» **WHAT TO WORK ON**
Your response must be the entire set of entries, reproduced word for word.

» **RECORDS SHOWN**

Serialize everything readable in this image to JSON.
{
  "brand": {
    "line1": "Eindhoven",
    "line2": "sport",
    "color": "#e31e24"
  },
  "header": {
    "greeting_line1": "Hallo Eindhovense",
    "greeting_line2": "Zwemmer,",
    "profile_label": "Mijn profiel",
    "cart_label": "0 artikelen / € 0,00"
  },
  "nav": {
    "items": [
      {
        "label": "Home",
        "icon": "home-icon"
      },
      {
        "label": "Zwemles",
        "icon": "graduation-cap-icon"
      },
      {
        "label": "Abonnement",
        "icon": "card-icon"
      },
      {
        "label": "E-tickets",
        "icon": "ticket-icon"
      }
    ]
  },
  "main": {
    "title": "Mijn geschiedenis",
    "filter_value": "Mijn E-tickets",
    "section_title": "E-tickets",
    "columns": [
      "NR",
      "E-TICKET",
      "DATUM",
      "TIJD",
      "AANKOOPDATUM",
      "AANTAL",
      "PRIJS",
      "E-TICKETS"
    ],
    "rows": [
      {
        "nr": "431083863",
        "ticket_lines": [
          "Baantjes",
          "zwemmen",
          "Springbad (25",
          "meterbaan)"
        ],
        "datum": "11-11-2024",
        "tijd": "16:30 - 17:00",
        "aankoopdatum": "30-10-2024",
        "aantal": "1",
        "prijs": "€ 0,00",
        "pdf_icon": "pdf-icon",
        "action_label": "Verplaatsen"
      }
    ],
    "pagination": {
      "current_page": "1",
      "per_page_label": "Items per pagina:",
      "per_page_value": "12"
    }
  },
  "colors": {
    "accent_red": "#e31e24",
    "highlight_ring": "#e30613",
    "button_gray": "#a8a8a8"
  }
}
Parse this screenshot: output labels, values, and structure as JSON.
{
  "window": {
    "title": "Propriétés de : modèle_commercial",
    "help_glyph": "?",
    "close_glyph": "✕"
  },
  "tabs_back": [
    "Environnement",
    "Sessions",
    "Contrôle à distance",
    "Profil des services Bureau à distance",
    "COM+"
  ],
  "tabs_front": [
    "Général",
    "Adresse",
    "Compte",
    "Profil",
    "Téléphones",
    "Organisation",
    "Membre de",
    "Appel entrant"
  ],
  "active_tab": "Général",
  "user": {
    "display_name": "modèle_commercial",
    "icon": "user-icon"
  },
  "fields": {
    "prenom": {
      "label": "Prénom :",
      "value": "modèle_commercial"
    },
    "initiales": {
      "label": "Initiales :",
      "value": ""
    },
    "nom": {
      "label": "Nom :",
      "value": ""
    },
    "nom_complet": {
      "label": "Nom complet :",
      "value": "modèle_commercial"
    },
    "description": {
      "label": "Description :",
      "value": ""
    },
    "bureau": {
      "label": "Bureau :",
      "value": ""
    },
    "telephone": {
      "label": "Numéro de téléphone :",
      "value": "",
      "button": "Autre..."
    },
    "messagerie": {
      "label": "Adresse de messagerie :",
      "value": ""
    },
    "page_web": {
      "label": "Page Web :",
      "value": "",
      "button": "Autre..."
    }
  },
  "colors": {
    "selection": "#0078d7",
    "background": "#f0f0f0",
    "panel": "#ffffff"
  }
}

» **WRITTEN SOLUTION**
Serialize everything readable in this image to JSON.
{
  "brand": {
    "line1": "Eindhoven",
    "line2": "sport",
    "color": "#e31e24"
  },
  "header": {
    "greeting_line1": "Hallo Eindhovense",
    "greeting_line2": "Zwemmer,",
    "profile_label": "Mijn profiel",
    "cart_label": "0 artikelen / € 0,00"
  },
  "nav": {
    "items": [
      {
        "label": "Home",
        "icon": "home-icon"
      },
      {
        "label": "Zwemles",
        "icon": "graduation-cap-icon"
      },
      {
        "label": "Abonnement",
        "icon": "card-icon"
      },
      {
        "label": "E-tickets",
        "icon": "ticket-icon"
      }
    ]
  },
  "main": {
    "title": "Mijn geschiedenis",
    "filter_value": "Mijn E-tickets",
    "section_title": "E-tickets",
    "columns": [
      "NR",
      "E-TICKET",
      "DATUM",
      "TIJD",
      "AANKOOPDATUM",
      "AANTAL",
      "PRIJS",
      "E-TICKETS"
    ],
    "rows": [
      {
        "nr": "431083863",
        "ticket_lines": [
          "Baantjes",
          "zwemmen",
          "Springbad (25",
          "meterbaan)"
        ],
        "datum": "11-11-2024",
        "tijd": "16:30 - 17:00",
        "aankoopdatum": "30-10-2024",
        "aantal": "1",
        "prijs": "€ 0,00",
        "pdf_icon": "pdf-icon",
        "action_label": "Verplaatsen"
      }
    ],
    "pagination": {
      "current_page": "1",
      "per_page_label": "Items per pagina:",
      "per_page_value": "12"
    }
  },
  "colors": {
    "accent_red": "#e31e24",
    "highlight_ring": "#e30613",
    "button_gray": "#a8a8a8"
  }
}
Parse this screenshot: output labels, values, and structure as JSON.
{
  "window": {
    "title": "Propriétés de : modèle_commercial",
    "help_glyph": "?",
    "close_glyph": "✕"
  },
  "tabs_back": [
    "Environnement",
    "Sessions",
    "Contrôle à distance",
    "Profil des services Bureau à distance",
    "COM+"
  ],
  "tabs_front": [
    "Général",
    "Adresse",
    "Compte",
    "Profil",
    "Téléphones",
    "Organisation",
    "Membre de",
    "Appel entrant"
  ],
  "active_tab": "Général",
  "user": {
    "display_name": "modèle_commercial",
    "icon": "user-icon"
  },
  "fields": {
    "prenom": {
      "label": "Prénom :",
      "value": "modèle_commercial"
    },
    "initiales": {
      "label": "Initiales :",
      "value": ""
    },
    "nom": {
      "label": "Nom :",
      "value": ""
    },
    "nom_complet": {
      "label": "Nom complet :",
      "value": "modèle_commercial"
    },
    "description": {
      "label": "Description :",
      "value": ""
    },
    "bureau": {
      "label": "Bureau :",
      "value": ""
    },
    "telephone": {
      "label": "Numéro de téléphone :",
      "value": "",
      "button": "Autre..."
    },
    "messagerie": {
      "label": "Adresse de messagerie :",
      "value": ""
    },
    "page_web": {
      "label": "Page Web :",
      "value": "",
      "button": "Autre..."
    }
  },
  "colors": {
    "selection": "#0078d7",
    "background": "#f0f0f0",
    "panel": "#ffffff"
  }
}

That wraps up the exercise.